### Data provided ###
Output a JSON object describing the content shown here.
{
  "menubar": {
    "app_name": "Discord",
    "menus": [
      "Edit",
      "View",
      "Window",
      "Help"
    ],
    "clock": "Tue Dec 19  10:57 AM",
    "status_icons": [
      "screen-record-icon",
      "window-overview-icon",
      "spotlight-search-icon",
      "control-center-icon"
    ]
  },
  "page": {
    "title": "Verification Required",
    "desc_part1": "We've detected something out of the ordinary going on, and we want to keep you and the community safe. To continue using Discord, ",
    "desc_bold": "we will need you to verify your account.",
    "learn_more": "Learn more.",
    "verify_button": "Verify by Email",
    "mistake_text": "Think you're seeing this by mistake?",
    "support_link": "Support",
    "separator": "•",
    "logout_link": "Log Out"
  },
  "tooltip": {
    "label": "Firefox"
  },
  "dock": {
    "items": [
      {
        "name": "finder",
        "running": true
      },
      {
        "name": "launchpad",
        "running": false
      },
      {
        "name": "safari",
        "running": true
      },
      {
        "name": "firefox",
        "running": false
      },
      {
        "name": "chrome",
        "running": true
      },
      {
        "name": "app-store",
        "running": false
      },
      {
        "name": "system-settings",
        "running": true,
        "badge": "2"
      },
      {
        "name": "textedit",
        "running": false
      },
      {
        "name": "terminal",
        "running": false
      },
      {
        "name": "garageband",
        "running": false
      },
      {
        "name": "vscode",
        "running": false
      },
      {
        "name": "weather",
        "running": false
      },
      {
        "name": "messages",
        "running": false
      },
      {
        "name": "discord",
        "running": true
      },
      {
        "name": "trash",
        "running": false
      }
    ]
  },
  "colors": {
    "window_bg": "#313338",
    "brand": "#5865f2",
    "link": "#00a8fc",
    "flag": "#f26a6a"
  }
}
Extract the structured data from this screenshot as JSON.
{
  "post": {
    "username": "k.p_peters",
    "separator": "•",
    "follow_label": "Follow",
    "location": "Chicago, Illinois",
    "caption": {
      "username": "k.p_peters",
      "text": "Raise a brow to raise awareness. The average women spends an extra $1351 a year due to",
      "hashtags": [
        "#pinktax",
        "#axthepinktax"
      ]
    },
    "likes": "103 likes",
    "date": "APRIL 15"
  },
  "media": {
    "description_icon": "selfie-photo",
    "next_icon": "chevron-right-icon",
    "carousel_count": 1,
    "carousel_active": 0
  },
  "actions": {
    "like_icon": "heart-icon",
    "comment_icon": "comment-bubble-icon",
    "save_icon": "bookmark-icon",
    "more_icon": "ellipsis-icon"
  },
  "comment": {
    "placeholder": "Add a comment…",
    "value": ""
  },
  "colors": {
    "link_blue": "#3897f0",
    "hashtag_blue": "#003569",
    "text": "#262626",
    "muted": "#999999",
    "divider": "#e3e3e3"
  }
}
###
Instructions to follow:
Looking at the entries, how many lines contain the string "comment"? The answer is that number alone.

Task solution:
3